- Sessions (formerly referred to as visits)—a metric that gives you an idea of how many visits you are getting to your website
- Unique users (formerly referred to as unique visitors)—a metric that tells you how many people are visiting your website
For instance, if someone visits your website several times within a given month, each session (visit) will be tracked, but they will only be counted as one unique user.
Obviously, we want to see the number of sessions increase each year to help indicate the success of our digital marketing efforts, but it’s also equally important to see the number of unique users increase year to year as well.
This allows you to track how effectively your marketing efforts are at bringing in new potential customers to your website.
Traffic by channel
The next KPI metric you should be looking at is the traffic/sessions by specific channel.
Google breaks down your traffic in terms of specific channels, allowing you to better determine which of your marketing efforts is working best so you can decide where to focus your efforts moving forward.
The main channels we tend to focus on include:
- Organic—This refers to any traffic that comes through people performing a search via search engines such as Google or Bing and clicking on a link to your website. This is where digital marketing efforts like search engine optimization truly show their success.
- Direct—This is anytime someone types your website’s specific URL into the address bar. Direct traffic tends to be either returning users or someone who saw your URL from some form of traditional marketing.
- Paid—Paid can include traffic coming from any type of pay-per-click campaigns you might be running, including Google Ads, Bing Ads, Facebook Ads or LinkedIn Ads. These users are people who clicked on one of your ads and were taken to your website.

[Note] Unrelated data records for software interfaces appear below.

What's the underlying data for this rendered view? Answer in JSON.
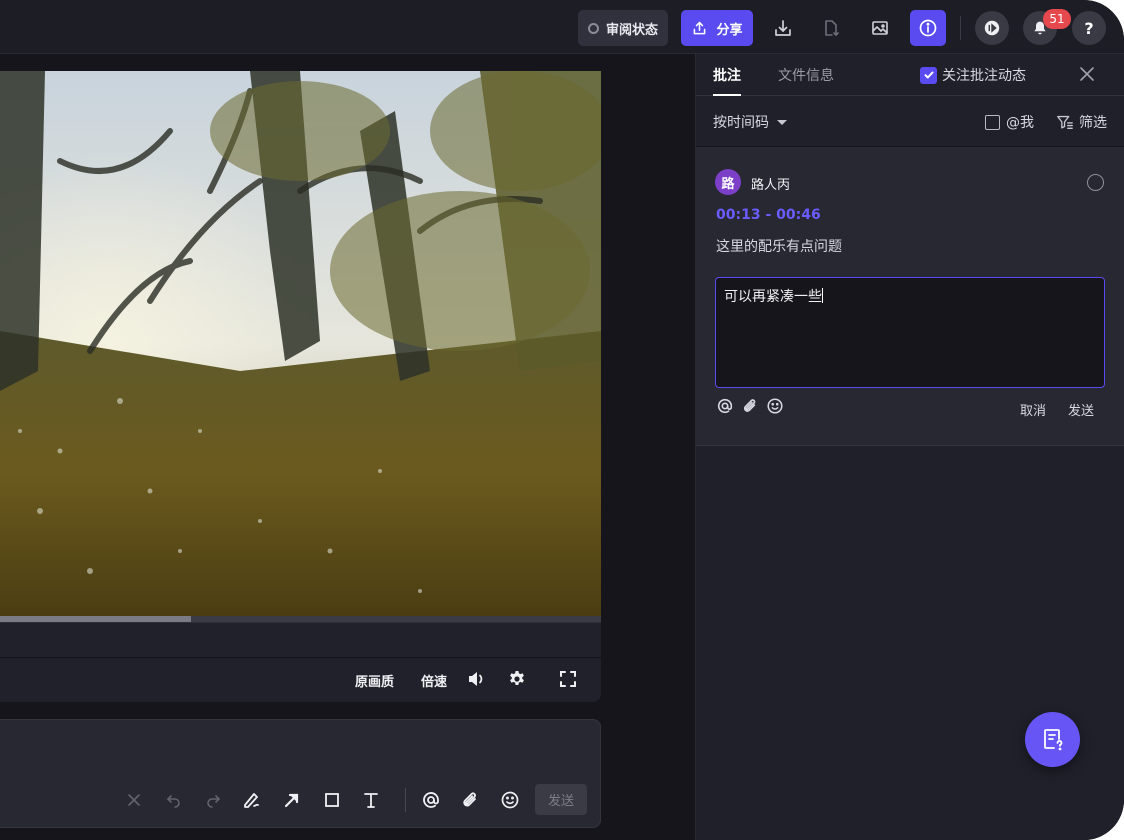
{
  "toolbar": {
    "review_status_label": "审阅状态",
    "share_label": "分享",
    "notification_count": "51",
    "help_label": "?"
  },
  "player": {
    "progress_percent": 31.7,
    "quality_label": "原画质",
    "speed_label": "倍速"
  },
  "annotation_bar": {
    "send_label": "发送"
  },
  "panel": {
    "tabs": [
      {
        "label": "批注",
        "active": true
      },
      {
        "label": "文件信息",
        "active": false
      }
    ],
    "follow_label": "关注批注动态",
    "follow_checked": true,
    "sort_label": "按时间码",
    "at_me_label": "@我",
    "filter_label": "筛选"
  },
  "comment": {
    "avatar_initial": "路",
    "user_name": "路人丙",
    "timecode": "00:13 - 00:46",
    "text": "这里的配乐有点问题",
    "reply_value": "可以再紧凑一些",
    "cancel_label": "取消",
    "send_label": "发送"
  },
  "colors": {
    "accent": "#5a4bf0",
    "timecode": "#6b5cff",
    "badge": "#e5484d",
    "avatar": "#7b3fc8"
  }
}
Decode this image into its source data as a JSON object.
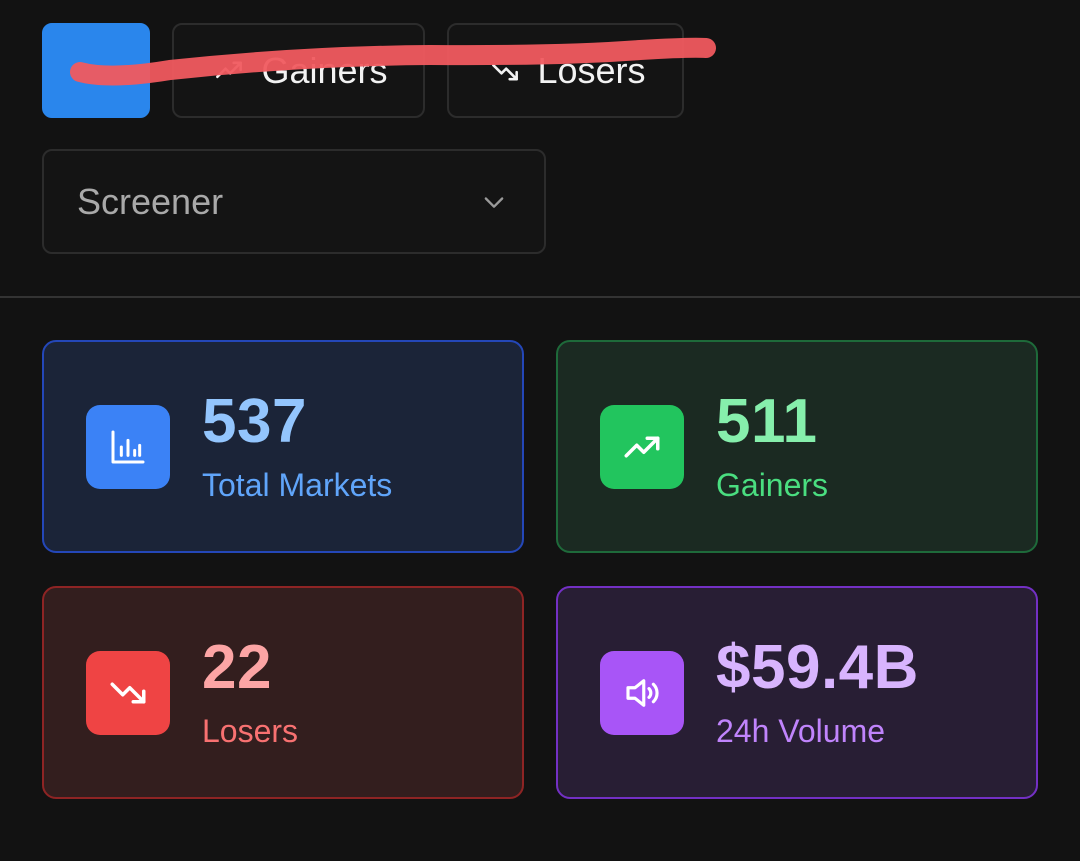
{
  "filters": {
    "all_label": "",
    "gainers_label": "Gainers",
    "losers_label": "Losers"
  },
  "select": {
    "value": "Screener",
    "icon": "chevron-down-icon"
  },
  "stats": {
    "total": {
      "value": "537",
      "label": "Total Markets",
      "icon": "bar-chart-icon"
    },
    "gainers": {
      "value": "511",
      "label": "Gainers",
      "icon": "trending-up-icon"
    },
    "losers": {
      "value": "22",
      "label": "Losers",
      "icon": "trending-down-icon"
    },
    "volume": {
      "value": "$59.4B",
      "label": "24h Volume",
      "icon": "volume-icon"
    }
  },
  "colors": {
    "accent": "#2a86ec",
    "blue": "#3b82f6",
    "green": "#22c55e",
    "red": "#ef4444",
    "purple": "#a855f7",
    "annotation": "#f05a5f"
  }
}
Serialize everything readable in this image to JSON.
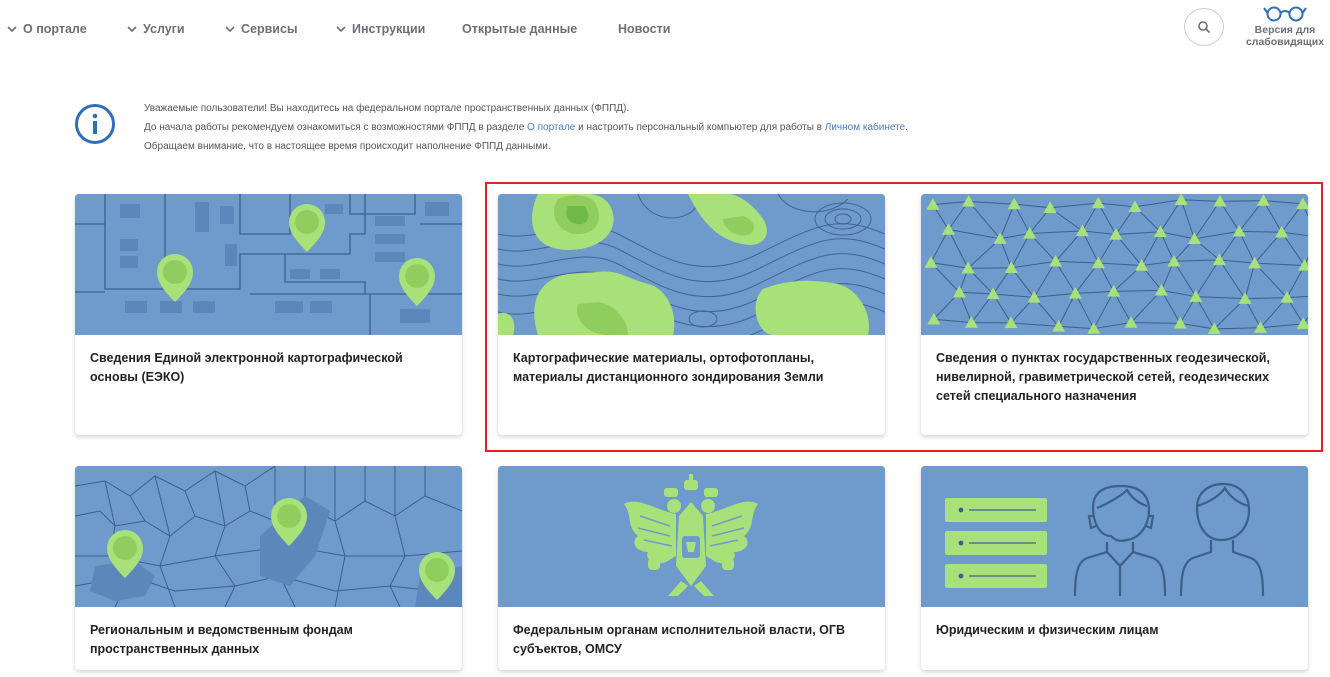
{
  "nav": {
    "items": [
      {
        "label": "О портале",
        "dropdown": true
      },
      {
        "label": "Услуги",
        "dropdown": true
      },
      {
        "label": "Сервисы",
        "dropdown": true
      },
      {
        "label": "Инструкции",
        "dropdown": true
      },
      {
        "label": "Открытые данные",
        "dropdown": false
      },
      {
        "label": "Новости",
        "dropdown": false
      }
    ],
    "search_icon": "search-icon",
    "vision_label_line1": "Версия для",
    "vision_label_line2": "слабовидящих"
  },
  "info": {
    "line1": "Уважаемые пользователи! Вы находитесь на федеральном портале пространственных данных (ФППД).",
    "line2_prefix": "До начала работы рекомендуем ознакомиться с возможностями ФППД в разделе ",
    "line2_link1": "О портале",
    "line2_middle": " и настроить персональный компьютер для работы в ",
    "line2_link2": "Личном кабинете",
    "line2_suffix": ".",
    "line3": "Обращаем внимание, что в настоящее время происходит наполнение ФППД данными."
  },
  "cards": [
    {
      "title": "Сведения Единой электронной картографической основы (ЕЭКО)"
    },
    {
      "title": "Картографические материалы, ортофотопланы, материалы дистанционного зондирования Земли"
    },
    {
      "title": "Сведения о пунктах государственных геодезической, нивелирной, гравиметрической сетей, геодезических сетей специального назначения"
    },
    {
      "title": "Региональным и ведомственным фондам пространственных данных"
    },
    {
      "title": "Федеральным органам исполнительной власти, ОГВ субъектов, ОМСУ"
    },
    {
      "title": "Юридическим и физическим лицам"
    }
  ],
  "colors": {
    "card_image_bg": "#6e9bcb",
    "accent_green": "#a8e07a",
    "highlight_border": "#e0222a",
    "link": "#4a7bc0"
  }
}
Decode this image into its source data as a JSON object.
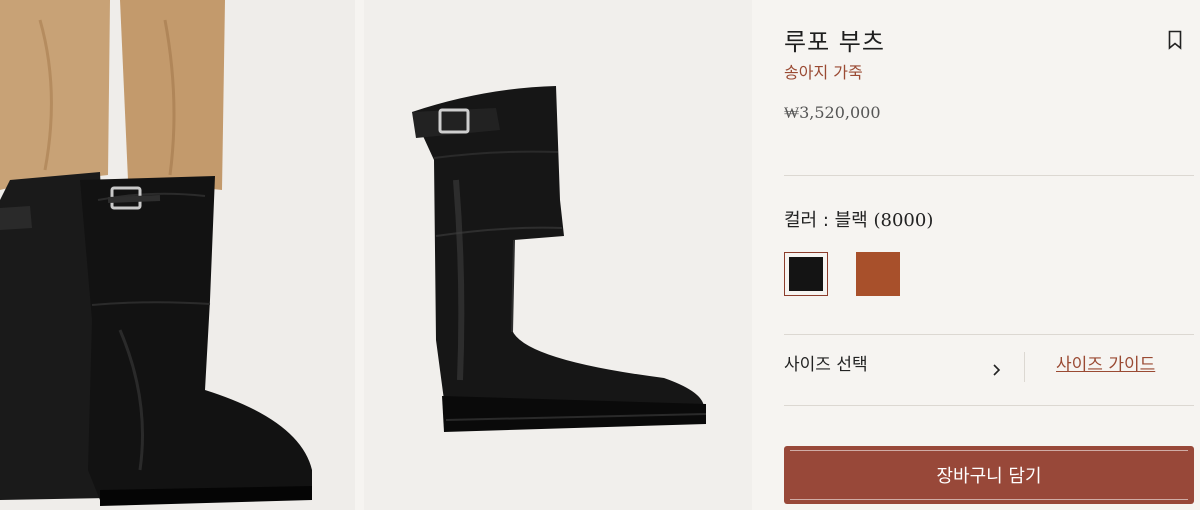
{
  "product": {
    "title": "루포 부츠",
    "material": "송아지 가죽",
    "price": "₩3,520,000"
  },
  "color": {
    "label": "컬러 : 블랙",
    "code": "(8000)",
    "options": [
      {
        "name": "블랙",
        "hex": "#141414",
        "selected": true
      },
      {
        "name": "브라운",
        "hex": "#a8502b",
        "selected": false
      }
    ]
  },
  "size": {
    "select_label": "사이즈 선택",
    "guide_label": "사이즈 가이드"
  },
  "cart": {
    "button_label": "장바구니 담기"
  },
  "theme": {
    "accent": "#984839",
    "background": "#f6f4f1"
  }
}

By reviewing the individual traffic channels, you can get a better idea of the ROI of your digital marketing efforts.
Goals and e-commerce Data
The final KPI metric you should be reviewing is your goals/e-commerce data.
Once you implement goal tracking and/or e-commerce tracking on your website (which is not set up by default), it not only allows you to see how many people are reaching out to you/purchasing through your website, but it also allows you to see which channel your leads came from.
There are many goals you can set up on your site, but I typically create thank-you pages for clients to track form submissions on their sites. I’ve found this helps provide a more accurate assessment of the digital efforts.
Whatever you decide, though, make sure you’re tracking it! This will help you prove ROI and track sales through your pipeline long term.
If you have a question about this or any of the other KPI metrics in Google Analytics, feel free to reach out to Sixth City Marketing! We also have a YouTube webinar that walks you through Google Analytics too.
John Sammon is the CEO of Sixth City Marketing, a Cleveland-based agency focused on helping businesses create a revenue-generation system through online marketing channels (such as SEO, PPC and social media).